Nutritionally Complete Rice
The green revolution increased agricultural production around the world. Switching to high yielding cereal crops reduced starvation, but has caused many to suffer from malnutrition. With human population expected to reach 10 billion by 2100, humans cannot return to nutritionally complete, low yield, traditional agriculture. Genetically modifying cereal grains into nutritionally complete food may be the best way to satisfy the caloric and nutritional requirements of future generations.
In Southeast Asia, rice can make up 73% of total caloric intake. Unfortunately, rice does not contain any vitamin A precursor, beta-carotene. Vitamin A deficiency has caused blindness in hundreds of thousands of children every year.
Rice endosperm has no carotenoids, so conventional breeding canít increase beta-carotene content. The introduction of genes from daffodil (later maize) and soil bacterium resulted in yellow, beta-carotene containing rice grain. The newest version of golden rice contains enough beta-carotene to satisfy vitamin A RDA with normal consumption of 100-200g of rice per day. Further genetic modification could supply all essential vitamins.
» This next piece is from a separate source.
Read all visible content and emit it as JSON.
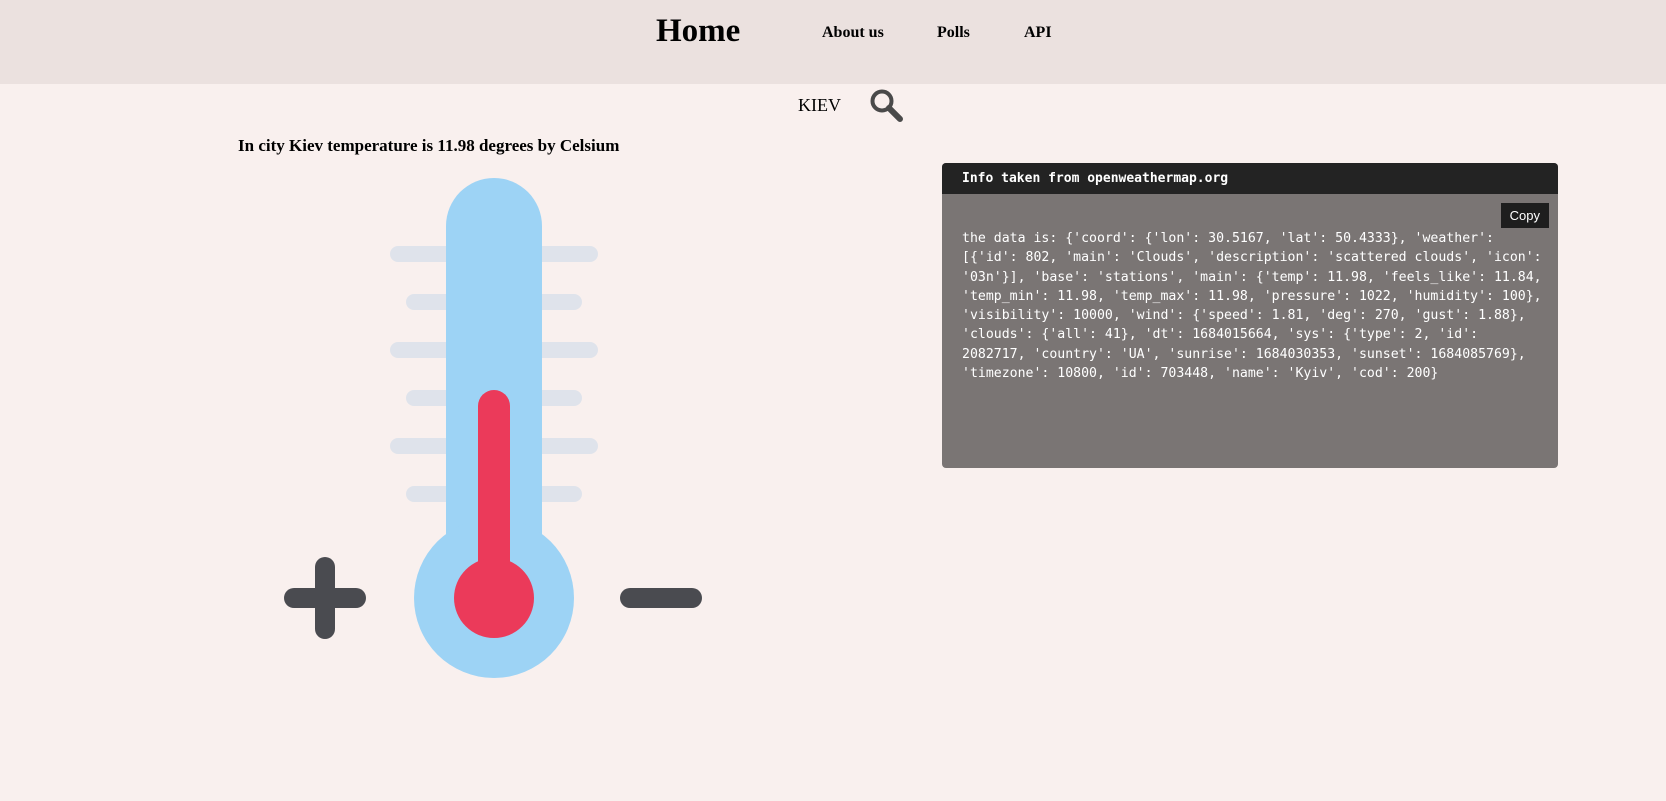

Genetic modification has also improved rice grain Lys and Trp providing a balanced profile of all the essential amino acids. Genetic modification to accelerate leaf senescence could further increase nutrient remobilization resulting in increased grain protein, iron, and zinc content.
To avoid a Malthusian catastrophe, high yielding green revolution crops are our best hope for future food security. Although some fear pest and pesticide resistant genetically modified foods, there can be no opposition to nutritionally improved, genetically modified cereal grains. Withholding a cheap and effective cure for malnourishment would be unconscionable.